Tuesday, 16 February 2010

Smoking Tart

Out and About

I love finding a good drawing spot when I'm out and about. It has to be somewhere I can ensconce for an hour or so with my sketchbook and my daughter. People watching is an inspiration, and a long slow coffee oils the imagination.

It also helps to have a bit of privacy. I once had a tour group stop behind me in the National Gallery and start taking pictures of the sketch. That doesn't help much at all.

Saturday, 13 February 2010


I've just bought a secondhand drawing board. I'm delighted, inspired and content. But is this a good thing? One of the old cliches of art is that the artist should be unhappy. Lautrec, Blake, Bacon, Hopper, all miserable, all great artists. And there are countless others. So will all this happiness get in the way of my art?

Happy or sad?

A friend recently poo pooed happinesss altogether when, in response to her stuggle with a Januray diet, I fobbed her off with the common platitude "Well as long as your happy..." Happiness is bullshit," she said "Read Barbara Ehrenreich." I didn't, and I'm still feeling fine.

Happiness aside, I need somewhere to work. Virginia Woolf famously wrote that "a woman must have money and a room of her own if she is to write fiction." Acquiring the drawing board is my equivalent. The territory isn't just physical, it's mind space amidst washing up and unfinished jobs, soul room away from to-do-lists, a space I can escape into. It's also somewhere slopey where nobody can put their laptop, car keys or cup of tea down.

What if misery does make better art? Does happy have to care?

Friday, 5 February 2010

In the Shower with a Cabbage

It sounds like a surreal game of Cluedo, but it's actually more fun than that.

I've lined the shower with cardboard boxes, blankets and duvets, and I'm sitting in the dark with a cabbage, a biscuit tin, a feather duster, two bottles of lemonade, a pair of gloves, a wet newspaper and some gravel. And I haven't just become desperate for cheap Friday night entertainment; I'm recording Foley for my new short film.

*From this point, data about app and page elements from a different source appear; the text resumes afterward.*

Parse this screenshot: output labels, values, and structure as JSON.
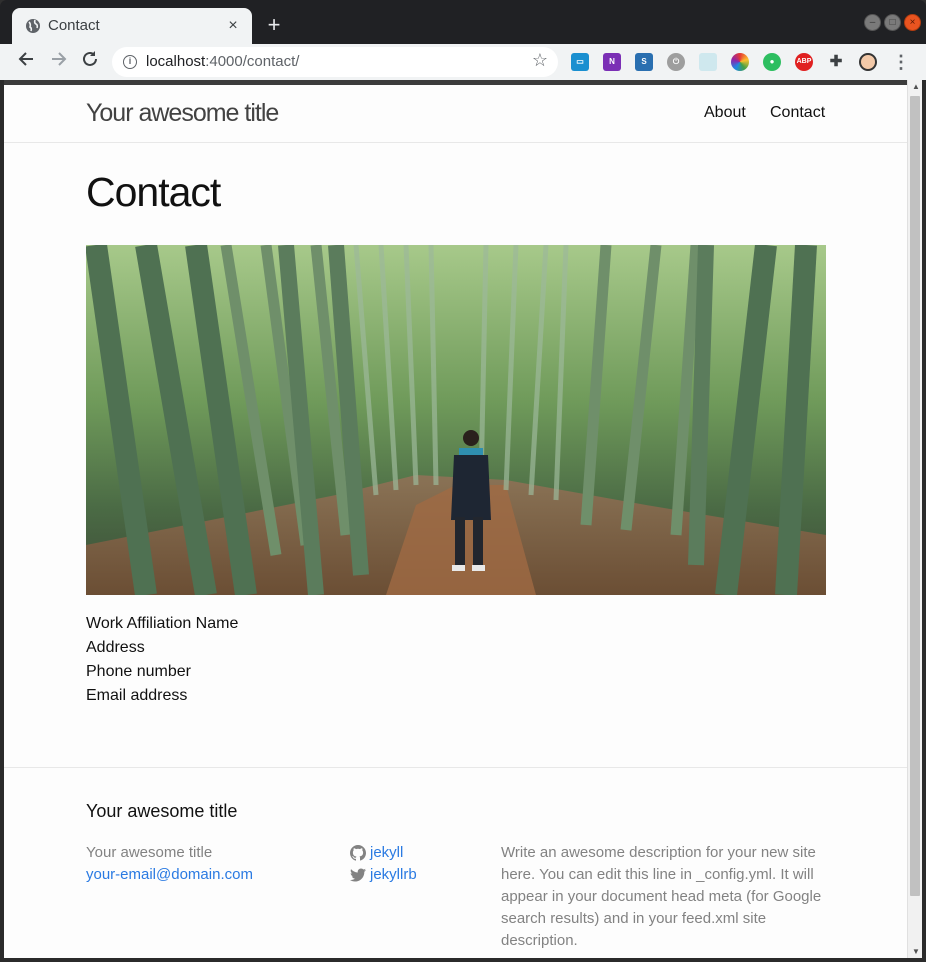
{
  "browser": {
    "tab_title": "Contact",
    "close_tab_glyph": "×",
    "new_tab_glyph": "+",
    "url_host": "localhost",
    "url_rest": ":4000/contact/",
    "extensions": [
      "reader-icon",
      "onenote-icon",
      "s-icon",
      "power-icon",
      "box-icon",
      "colorful-icon",
      "evernote-icon",
      "adblock-icon",
      "puzzle-icon",
      "profile-avatar"
    ],
    "adblock_label": "ABP",
    "onenote_label": "N"
  },
  "header": {
    "site_title": "Your awesome title",
    "nav": [
      "About",
      "Contact"
    ]
  },
  "page": {
    "title": "Contact",
    "hero_alt": "bamboo forest photo",
    "contact_lines": [
      "Work Affiliation Name",
      "Address",
      "Phone number",
      "Email address"
    ]
  },
  "footer": {
    "heading": "Your awesome title",
    "name": "Your awesome title",
    "email": "your-email@domain.com",
    "github": "jekyll",
    "twitter": "jekyllrb",
    "description": "Write an awesome description for your new site here. You can edit this line in _config.yml. It will appear in your document head meta (for Google search results) and in your feed.xml site description."
  },
  "colors": {
    "link": "#2a7ae2",
    "text": "#111111",
    "muted": "#828282",
    "header_border": "#e8e8e8"
  }
}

The art of recording natural and incidental sound for film is named after Jack Foley who was instrumental in developing the art in the 1920s. Well known Foley techniques include using coconut shells to create the sound of horses hooves, wet newspaper to make squishy sounds, and crinkling cellophane to make the sound of fire. In practice you just have to experiment with numerous things until you find sounds that fit your film, which may or may not have horses in it.

More info on Foley here:

Monday, 1 February 2010


My new film, working titled The Dangers of Damp, is now in post production. I'm extremely excited to have lined up the gifted Owen Oppenheimer as editor. Check out Owen's work here. He's a real talent.

Shot in Martha's Vineyard Massachusetts last summer, the film was temporarily on hold while I had baby Iris. (I'm hoping to sneak her a cameo role though.)

Interesting fact of the day is that Marthat's vineyard used to have a large deaf community in the 18th and 19th centuries, due to prevalent hereditary deafness traceable back to an English bloodline. It even boasted it's own widely spoken language, Martha's Vineyard Sign Language (MVSL). More info on that here:

I intend to have a subtitled version of the film as a tribute to the Vineyard's history, and so that all English speaking deaf people can enjoy the film.